Not so. This week the vines reached the top rung, at least the Sugar Snap Peas have and the English Peas aren’t far behind. I am so glad now that I made it so tall. The vines are loaded with pods already and lots of blooms still coming. Looks like a good year for peas.
Yes, the peas (English peas and Sugar Snap peas) are blooming and the lettuce is growing so fast that we can’t eat it nor give it away fast enough. The rest of the garden is growing so fast too.
This is such a different year than last year, when the winter wouldn’t end and everything got such a slow start.
Absolutely loving this spring weather.
Yes, it’s still very much winter here in zone 6, but even here, English peas go in the ground pretty early. We grow ours in raised beds so maybe we can get them in a little earlier because the soil (planting mixture) heats up a little faster. But they do like it chilly and usually, as soon as the soil can be worked, you can get them in the ground.

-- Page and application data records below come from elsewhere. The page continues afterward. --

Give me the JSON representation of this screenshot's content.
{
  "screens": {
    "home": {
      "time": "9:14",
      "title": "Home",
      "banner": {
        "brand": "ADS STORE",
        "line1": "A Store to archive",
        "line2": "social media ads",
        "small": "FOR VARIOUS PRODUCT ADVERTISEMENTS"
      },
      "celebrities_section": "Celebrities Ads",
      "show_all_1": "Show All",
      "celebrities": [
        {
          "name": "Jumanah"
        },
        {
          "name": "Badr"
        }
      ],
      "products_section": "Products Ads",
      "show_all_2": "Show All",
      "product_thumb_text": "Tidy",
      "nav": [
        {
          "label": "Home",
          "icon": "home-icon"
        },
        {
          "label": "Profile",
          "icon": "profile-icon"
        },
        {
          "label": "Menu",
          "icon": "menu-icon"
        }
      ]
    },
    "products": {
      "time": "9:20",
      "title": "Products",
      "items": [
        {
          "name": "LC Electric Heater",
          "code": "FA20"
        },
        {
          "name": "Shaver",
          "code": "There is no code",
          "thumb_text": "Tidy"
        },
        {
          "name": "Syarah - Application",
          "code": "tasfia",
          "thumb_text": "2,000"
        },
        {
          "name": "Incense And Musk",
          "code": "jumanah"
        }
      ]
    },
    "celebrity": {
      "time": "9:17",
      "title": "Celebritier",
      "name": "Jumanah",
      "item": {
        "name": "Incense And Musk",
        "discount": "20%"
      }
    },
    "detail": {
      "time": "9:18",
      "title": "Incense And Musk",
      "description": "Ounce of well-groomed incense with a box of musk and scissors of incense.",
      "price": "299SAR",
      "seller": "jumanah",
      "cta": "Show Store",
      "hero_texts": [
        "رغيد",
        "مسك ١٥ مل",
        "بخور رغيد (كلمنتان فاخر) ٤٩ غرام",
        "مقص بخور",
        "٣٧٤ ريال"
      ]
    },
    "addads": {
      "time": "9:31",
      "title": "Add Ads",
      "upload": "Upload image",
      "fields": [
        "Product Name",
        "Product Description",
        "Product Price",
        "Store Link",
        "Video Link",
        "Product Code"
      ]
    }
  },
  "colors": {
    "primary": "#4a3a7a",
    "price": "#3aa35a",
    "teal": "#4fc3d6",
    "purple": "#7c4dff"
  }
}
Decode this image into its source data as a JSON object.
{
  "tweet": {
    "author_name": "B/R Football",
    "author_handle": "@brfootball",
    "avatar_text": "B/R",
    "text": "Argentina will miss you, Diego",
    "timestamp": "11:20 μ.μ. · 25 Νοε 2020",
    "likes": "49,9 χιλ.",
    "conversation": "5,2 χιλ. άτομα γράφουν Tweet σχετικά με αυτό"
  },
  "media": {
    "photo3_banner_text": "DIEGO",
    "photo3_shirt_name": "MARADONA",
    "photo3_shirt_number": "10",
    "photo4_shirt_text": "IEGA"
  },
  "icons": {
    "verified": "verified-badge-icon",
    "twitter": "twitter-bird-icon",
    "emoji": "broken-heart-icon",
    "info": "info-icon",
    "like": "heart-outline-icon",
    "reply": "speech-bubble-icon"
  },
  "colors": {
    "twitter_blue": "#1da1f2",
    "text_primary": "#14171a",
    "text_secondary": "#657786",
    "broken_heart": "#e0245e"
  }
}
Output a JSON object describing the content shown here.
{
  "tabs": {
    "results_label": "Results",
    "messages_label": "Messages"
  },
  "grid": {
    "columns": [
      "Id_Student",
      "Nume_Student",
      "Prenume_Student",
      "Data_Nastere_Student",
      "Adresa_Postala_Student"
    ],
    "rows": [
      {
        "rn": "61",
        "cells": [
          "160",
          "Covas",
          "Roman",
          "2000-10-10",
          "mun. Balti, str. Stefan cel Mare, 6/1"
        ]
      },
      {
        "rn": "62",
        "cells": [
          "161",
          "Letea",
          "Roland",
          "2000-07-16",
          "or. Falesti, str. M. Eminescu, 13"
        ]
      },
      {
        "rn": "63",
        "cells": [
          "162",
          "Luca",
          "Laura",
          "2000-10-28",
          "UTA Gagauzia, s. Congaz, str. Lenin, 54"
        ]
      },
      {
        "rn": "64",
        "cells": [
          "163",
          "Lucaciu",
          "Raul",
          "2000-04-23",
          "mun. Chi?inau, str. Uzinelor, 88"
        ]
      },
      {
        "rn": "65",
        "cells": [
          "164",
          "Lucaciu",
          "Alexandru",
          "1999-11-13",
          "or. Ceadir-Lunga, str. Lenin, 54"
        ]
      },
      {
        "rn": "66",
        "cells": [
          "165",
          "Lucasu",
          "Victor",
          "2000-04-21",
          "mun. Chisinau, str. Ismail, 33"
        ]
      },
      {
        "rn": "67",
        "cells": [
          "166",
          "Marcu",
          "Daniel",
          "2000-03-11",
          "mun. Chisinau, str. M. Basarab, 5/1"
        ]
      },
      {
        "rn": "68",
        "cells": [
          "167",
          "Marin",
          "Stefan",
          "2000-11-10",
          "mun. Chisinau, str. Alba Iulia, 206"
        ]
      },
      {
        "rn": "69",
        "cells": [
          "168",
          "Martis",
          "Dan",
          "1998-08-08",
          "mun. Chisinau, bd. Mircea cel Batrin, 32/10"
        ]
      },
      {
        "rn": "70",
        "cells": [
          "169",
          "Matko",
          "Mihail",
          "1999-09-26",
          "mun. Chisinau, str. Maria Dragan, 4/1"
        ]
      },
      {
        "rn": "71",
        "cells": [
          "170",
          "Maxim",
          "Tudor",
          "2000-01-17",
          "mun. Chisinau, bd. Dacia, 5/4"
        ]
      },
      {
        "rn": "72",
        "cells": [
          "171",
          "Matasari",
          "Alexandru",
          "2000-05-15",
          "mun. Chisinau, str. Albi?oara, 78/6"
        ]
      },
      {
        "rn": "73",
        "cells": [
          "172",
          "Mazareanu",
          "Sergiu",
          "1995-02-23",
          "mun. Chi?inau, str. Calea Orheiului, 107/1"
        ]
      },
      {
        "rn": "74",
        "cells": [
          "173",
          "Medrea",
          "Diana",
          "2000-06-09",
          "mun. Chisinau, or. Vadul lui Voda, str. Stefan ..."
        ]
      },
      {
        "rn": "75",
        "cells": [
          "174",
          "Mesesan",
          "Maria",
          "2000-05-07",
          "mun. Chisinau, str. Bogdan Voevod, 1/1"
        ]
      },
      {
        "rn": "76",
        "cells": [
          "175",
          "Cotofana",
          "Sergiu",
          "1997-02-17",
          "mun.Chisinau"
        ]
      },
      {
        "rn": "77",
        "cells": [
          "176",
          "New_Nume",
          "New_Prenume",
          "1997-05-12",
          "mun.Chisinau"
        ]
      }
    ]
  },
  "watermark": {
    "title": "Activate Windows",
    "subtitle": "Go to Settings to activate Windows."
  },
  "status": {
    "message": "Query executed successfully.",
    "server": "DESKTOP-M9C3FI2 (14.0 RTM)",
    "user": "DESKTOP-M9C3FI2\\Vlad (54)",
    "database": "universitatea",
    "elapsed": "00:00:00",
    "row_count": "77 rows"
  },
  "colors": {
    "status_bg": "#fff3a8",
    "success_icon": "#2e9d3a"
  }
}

If you do plant them a little too early, they’ll wait until the right time, and then they’ll pop up and start growing. It’s easy to forget to plant them and before you know it…it’s too late. They like it cool and will bear until it gets too warm.
English peas are great fresh from the garden, raw or cooked.
Have you tried Sugar Snap peas? They look and taste like English peas (maybe a little sweeter), except the shell can be eaten as well. The shell is plump, like a green bean. They are also great raw or cooked (best if not over cooked). They freeze really well too. Just steam them briefly, then seal them in zip bags and toss in the freezer. The seeds are available near the packets of English pea seeds.
As you plan your garden…don’t forget to plant the peas.